A controversial paper published earlier this year by consultant Nori Gerardo Lietz, “Cloistered in the Pink Ghetto: Women in Private Equity, Real Estate and Venture Capital,” revealed the degree to which women are underrepresented in senior finance and investment roles at private real estate firms, and the numbers were not pretty. Just 4 percent of all senior investment professionals at real estate firms, according to the report, were women.
“Women are not being hired and promoted within the investment divisions of these firms,” the report stated about real estate companies. “The data indicate this is an industry issue, not just an issue with individual companies, as the numbers are so consistent across firms in the private markets.”
There are, of course, exceptions. One of them is Scotland-based Aberdeen Asset Management, which actually has a rather high percentage of women in both its real estate division and among its senior investment staff.
PERE recently spoke with Katherine Giordano, Americas portfolio manager at Aberdeen, to discuss her firm’s multi-manager real estate division being the exception to the rule and how the work culture and recruitment practices at Aberdeen has fostered (unintentionally) more gender equality among its senior staffers.
PERE: What is the male-to-female ratio in Aberdeen’s senior finance department?
Giordano: Within the real estate multi-manager division at Aberdeen, the senior management is 57 percent female. This includes the fund manager heads for the three regions—Asia, the Americas and Europe—all of whom are women.
If you look at the composition of investment staff within the three regions, the female dominance also holds. In Asia, for example, we have five investment professionals, three of whom are women.
In the Americas, we have two investment professionals, both of whom are women, so that’s 100 percent. We also have a third woman, Melissa Reagen, who is the head of property research for the Americas. So, if we include her, that’s three out of three in the Americas.
Overall, within our 33-person real estate multi-manager unit, 48 percent is female. On the senior level, it’s 57 percent.
PERE: Lietz’s white paper asserts that the vast majority of real estate fund managers have few to no women in senior finance positions. How has Aberdeen managed to be this exception?
KG: It really was Nori’s study that made us think about the fact that Aberdeen is so heavily led by women. It’s not something we consciously targeted, and it’s certainly not part of any policy or plan. As we’re recruiting and looking for the right people to lead the team and contribute to the team dynamics, it really evolved to be this way by chance.
PERE: What have been your thoughts on the findings in general?
KG: The paper contains a lot of data and analysis to support the findings, so there’s no disagreement with that at all. However, I haven’t seen the evidence of what Nori’s talking about in the companies for which I’ve worked. When I was at Clarion Partners, I saw a fair number of women on the portfolio management track, and the same certainly goes for Aberdeen.
After reading the paper, we asked ourselves how Aberdeen has bucked this trend. I think it’s because we are very oriented towards working in teams. The culture here is not built on star fund managers, rather we’re very much about team-based investment management.
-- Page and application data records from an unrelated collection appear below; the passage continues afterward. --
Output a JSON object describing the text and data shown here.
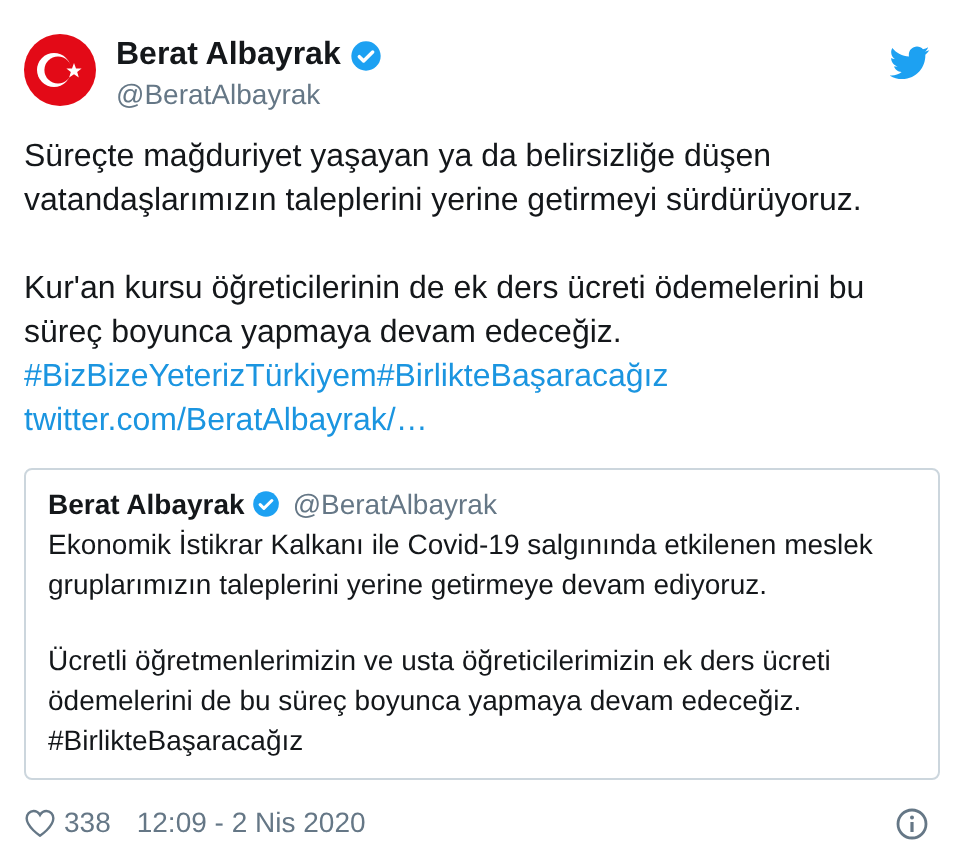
{
  "author": {
    "name": "Berat Albayrak",
    "handle": "@BeratAlbayrak",
    "verified": true
  },
  "paragraphs": [
    "Süreçte mağduriyet yaşayan ya da belirsizliğe düşen vatandaşlarımızın taleplerini yerine getirmeyi sürdürüyoruz.",
    "Kur'an kursu öğreticilerinin de ek ders ücreti ödemelerini bu süreç boyunca yapmaya devam edeceğiz."
  ],
  "hashtags": [
    "#BizBizeYeterizTürkiyem",
    "#BirlikteBaşaracağız"
  ],
  "link": "twitter.com/BeratAlbayrak/…",
  "quoted": {
    "name": "Berat Albayrak",
    "handle": "@BeratAlbayrak",
    "verified": true,
    "paragraphs": [
      "Ekonomik İstikrar Kalkanı ile Covid-19 salgınında etkilenen meslek gruplarımızın taleplerini yerine getirmeye devam ediyoruz.",
      "Ücretli öğretmenlerimizin ve usta öğreticilerimizin ek ders ücreti ödemelerini de bu süreç boyunca yapmaya devam edeceğiz."
    ],
    "hashtags": [
      "#BirlikteBaşaracağız"
    ]
  },
  "footer": {
    "likes": "338",
    "timestamp": "12:09 - 2 Nis 2020"
  }
}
Maybe this is something that proves to be useful as women move into their childbearing years and need more flexibility in their schedule, although that’s certainly not why we work that way.
One of the points that Nori made is the short timeframe in which women can establish a career. Typically, they graduate from college, get their MBA and then join a firm, at which point they only may have a few years to establish their career before entering their childbearing years.
While other companies may focus on recruiting at the MBA level, what Aberdeen does is focus recruitment at the undergraduate level. So, even if they do leave to get their MBA and then come back, they already have had several years to establish themselves and they’re not starting from square one at 27 or 28 years old.
PERE: Why do you think women are so underrepresented in this sector?
KG: I don’t know if it’s generational, but I’m not seeing it in my cohort of people in the real estate industry. I see a lot of women who certainly have the potential over the next 10 to 20 years to grow into senior positions within their firms or other firms.
The industry is still evolving. Over the remainder of my career, I certainly would expect to see the figures that Nori’s pulled from the various sources to curve upwards in terms of the female representation in senior investment positions.